• **EXERCISE REQUIREMENTS**: From the entries provided below, copy each line that contains the word "Bethany".

MATERIAL SUPPLIED START

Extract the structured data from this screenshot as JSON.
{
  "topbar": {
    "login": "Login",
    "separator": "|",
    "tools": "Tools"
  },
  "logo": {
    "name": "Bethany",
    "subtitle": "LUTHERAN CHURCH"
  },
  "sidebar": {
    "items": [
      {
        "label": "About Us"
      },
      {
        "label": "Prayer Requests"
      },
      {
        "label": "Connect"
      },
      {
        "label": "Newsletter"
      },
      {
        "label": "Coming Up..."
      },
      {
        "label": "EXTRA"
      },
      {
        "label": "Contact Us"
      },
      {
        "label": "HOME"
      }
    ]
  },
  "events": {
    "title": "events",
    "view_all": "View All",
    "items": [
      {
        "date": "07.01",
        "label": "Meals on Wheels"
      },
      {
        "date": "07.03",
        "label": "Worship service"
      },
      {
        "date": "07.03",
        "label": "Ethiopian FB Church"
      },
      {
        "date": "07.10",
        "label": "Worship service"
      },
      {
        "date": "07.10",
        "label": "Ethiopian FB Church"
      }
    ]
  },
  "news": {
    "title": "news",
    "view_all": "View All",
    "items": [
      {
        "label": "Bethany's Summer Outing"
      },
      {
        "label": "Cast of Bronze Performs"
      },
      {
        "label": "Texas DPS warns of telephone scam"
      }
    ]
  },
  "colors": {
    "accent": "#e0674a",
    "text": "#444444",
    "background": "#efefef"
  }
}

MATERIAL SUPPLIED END

• **OUTPUT FOR THIS TASK**:
    "name": "Bethany",
        "label": "Bethany's Summer Outing"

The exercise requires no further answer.